Source records:
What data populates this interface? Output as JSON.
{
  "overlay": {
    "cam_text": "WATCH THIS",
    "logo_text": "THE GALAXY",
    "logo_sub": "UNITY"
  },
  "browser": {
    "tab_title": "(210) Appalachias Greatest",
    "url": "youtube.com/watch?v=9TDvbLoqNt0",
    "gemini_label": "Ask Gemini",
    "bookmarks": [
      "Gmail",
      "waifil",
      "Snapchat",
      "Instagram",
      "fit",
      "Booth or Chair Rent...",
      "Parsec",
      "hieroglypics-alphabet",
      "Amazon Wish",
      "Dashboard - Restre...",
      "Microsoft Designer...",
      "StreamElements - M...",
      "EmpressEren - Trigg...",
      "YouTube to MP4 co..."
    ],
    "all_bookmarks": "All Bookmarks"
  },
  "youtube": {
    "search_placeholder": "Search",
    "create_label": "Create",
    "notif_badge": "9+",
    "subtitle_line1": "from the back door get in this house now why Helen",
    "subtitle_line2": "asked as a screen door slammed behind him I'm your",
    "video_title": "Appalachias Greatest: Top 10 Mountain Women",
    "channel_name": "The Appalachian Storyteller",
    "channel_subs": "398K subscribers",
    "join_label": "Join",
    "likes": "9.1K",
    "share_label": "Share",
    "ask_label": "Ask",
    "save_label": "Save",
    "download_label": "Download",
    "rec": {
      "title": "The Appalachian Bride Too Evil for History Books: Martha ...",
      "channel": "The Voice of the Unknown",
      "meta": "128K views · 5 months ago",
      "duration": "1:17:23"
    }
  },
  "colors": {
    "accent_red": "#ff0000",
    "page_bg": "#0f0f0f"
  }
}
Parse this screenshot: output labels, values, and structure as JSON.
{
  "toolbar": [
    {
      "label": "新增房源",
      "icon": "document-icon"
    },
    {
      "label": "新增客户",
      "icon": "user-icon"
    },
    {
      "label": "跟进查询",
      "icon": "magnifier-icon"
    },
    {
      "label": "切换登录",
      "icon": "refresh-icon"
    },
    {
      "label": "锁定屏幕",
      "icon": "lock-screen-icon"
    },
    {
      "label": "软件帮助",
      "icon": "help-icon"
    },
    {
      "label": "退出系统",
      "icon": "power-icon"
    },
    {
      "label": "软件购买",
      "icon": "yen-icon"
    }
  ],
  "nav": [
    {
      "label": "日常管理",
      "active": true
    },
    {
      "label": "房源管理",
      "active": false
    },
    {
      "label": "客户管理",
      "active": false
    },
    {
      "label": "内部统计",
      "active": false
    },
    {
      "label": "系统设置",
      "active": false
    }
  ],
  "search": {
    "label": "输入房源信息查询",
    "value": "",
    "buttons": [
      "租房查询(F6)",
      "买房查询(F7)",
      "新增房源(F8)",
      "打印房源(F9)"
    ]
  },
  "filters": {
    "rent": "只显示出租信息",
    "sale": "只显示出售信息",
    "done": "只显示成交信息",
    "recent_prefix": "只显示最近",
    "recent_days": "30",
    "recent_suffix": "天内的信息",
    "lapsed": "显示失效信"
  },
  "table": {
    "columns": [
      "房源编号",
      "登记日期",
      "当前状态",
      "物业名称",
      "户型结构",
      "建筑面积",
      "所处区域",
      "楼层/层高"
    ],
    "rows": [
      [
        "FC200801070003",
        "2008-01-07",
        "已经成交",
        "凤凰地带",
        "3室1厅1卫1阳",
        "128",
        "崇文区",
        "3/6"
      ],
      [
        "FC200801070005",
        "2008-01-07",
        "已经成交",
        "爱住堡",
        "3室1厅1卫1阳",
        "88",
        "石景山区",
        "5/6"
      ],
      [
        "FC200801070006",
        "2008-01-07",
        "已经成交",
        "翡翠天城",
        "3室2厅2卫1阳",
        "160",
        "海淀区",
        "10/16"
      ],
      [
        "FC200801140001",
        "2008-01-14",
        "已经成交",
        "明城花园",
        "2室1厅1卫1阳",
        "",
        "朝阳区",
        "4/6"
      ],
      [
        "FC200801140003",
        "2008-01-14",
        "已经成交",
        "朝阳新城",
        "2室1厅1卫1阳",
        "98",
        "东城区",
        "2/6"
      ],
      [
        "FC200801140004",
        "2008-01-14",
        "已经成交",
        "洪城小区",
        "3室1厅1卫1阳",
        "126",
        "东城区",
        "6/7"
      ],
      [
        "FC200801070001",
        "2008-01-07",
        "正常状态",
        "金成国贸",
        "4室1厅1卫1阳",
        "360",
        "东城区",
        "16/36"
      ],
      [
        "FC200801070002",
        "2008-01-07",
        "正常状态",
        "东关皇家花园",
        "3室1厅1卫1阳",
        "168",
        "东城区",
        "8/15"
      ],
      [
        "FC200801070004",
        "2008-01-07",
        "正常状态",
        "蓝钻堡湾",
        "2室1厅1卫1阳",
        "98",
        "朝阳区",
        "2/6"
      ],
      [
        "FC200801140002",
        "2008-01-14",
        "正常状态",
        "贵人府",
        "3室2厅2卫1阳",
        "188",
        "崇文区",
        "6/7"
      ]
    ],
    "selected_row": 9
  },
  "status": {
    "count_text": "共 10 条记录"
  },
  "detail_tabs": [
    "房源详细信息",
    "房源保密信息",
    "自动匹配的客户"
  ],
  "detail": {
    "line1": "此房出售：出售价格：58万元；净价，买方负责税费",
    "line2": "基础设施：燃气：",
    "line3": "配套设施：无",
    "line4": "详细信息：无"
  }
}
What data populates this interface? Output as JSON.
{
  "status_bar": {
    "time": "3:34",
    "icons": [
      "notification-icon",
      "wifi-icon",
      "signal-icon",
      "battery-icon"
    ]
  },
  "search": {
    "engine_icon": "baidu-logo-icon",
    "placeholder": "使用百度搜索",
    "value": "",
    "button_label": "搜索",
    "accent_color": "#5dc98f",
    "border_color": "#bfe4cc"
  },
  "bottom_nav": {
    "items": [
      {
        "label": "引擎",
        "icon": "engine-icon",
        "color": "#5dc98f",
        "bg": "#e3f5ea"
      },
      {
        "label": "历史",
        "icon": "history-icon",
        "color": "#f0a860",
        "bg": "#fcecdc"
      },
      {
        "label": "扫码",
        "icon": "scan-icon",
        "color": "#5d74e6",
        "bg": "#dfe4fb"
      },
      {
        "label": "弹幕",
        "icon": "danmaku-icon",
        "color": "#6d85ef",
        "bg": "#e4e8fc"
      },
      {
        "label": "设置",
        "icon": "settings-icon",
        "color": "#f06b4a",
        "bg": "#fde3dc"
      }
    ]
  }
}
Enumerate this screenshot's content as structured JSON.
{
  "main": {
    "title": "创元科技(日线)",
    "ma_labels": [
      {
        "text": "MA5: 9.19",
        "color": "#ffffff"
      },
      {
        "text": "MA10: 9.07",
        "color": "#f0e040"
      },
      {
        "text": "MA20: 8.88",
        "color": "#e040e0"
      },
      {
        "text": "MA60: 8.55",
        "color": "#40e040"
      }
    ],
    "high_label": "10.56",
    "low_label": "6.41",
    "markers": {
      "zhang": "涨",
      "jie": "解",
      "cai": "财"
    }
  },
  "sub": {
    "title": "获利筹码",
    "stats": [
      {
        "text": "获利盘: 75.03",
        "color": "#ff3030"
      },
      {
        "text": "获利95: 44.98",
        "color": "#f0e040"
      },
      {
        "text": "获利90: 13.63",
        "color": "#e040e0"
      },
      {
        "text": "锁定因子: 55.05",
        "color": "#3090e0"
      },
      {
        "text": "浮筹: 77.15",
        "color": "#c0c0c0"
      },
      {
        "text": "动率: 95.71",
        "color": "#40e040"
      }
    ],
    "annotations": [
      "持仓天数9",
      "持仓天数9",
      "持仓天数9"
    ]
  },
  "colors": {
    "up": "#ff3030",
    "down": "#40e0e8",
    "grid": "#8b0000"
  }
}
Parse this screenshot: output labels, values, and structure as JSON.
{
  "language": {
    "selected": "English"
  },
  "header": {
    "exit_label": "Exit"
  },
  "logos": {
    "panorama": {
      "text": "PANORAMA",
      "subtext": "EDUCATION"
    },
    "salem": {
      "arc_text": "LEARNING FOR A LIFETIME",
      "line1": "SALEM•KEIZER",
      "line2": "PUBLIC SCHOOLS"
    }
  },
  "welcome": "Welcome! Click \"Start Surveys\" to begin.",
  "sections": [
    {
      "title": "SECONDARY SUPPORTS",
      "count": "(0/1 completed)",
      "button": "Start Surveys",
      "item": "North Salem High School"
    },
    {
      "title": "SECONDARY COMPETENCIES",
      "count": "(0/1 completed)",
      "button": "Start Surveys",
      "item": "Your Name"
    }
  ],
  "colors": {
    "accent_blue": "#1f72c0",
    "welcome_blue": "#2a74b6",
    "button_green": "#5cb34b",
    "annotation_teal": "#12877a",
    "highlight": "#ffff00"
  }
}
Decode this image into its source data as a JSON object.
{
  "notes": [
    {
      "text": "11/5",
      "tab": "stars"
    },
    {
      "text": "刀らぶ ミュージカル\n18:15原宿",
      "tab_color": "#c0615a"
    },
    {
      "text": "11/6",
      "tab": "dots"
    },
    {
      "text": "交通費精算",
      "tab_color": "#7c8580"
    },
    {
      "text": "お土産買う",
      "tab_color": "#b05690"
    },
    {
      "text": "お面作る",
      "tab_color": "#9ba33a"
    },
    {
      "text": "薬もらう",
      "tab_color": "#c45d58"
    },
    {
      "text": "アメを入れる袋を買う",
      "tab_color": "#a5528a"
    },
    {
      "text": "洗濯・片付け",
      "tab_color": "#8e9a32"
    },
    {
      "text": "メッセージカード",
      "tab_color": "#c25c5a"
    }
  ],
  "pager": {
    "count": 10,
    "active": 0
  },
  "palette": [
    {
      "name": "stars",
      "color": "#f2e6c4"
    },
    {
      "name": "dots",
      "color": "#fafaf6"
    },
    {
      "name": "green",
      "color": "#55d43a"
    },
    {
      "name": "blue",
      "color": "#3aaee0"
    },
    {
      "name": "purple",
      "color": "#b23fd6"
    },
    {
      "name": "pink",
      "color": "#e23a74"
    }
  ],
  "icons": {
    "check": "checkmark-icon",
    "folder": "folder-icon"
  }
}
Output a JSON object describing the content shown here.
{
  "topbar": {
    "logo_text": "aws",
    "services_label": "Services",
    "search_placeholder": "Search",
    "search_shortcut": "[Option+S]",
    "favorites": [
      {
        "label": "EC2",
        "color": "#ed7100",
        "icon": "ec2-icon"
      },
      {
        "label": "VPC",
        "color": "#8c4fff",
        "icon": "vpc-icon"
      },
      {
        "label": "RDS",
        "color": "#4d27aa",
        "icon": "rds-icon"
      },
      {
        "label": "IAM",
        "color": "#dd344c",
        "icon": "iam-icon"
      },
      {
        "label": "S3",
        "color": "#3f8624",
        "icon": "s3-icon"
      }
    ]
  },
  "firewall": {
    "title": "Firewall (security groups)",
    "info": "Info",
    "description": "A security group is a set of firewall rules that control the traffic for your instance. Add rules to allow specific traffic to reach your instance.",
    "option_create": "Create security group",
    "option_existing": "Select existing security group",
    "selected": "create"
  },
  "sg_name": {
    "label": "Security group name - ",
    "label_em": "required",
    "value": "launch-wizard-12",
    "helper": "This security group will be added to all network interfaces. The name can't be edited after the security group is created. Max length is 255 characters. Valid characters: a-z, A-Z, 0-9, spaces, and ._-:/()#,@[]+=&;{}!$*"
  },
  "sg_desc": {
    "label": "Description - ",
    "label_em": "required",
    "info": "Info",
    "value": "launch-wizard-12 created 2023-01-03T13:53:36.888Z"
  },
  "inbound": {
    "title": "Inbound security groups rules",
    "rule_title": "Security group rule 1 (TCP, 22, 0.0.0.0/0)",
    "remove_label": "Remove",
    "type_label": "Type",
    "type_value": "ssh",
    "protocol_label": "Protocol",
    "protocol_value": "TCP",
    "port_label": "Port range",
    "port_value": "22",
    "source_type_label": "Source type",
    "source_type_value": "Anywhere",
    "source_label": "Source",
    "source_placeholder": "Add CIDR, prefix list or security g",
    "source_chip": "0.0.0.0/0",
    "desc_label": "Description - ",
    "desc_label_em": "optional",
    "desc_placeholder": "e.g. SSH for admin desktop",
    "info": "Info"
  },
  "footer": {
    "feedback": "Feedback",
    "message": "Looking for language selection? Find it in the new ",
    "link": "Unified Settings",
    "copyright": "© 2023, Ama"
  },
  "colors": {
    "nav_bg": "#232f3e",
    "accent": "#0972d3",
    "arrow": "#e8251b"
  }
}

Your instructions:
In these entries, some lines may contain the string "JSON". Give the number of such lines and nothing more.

Solution for this task:
7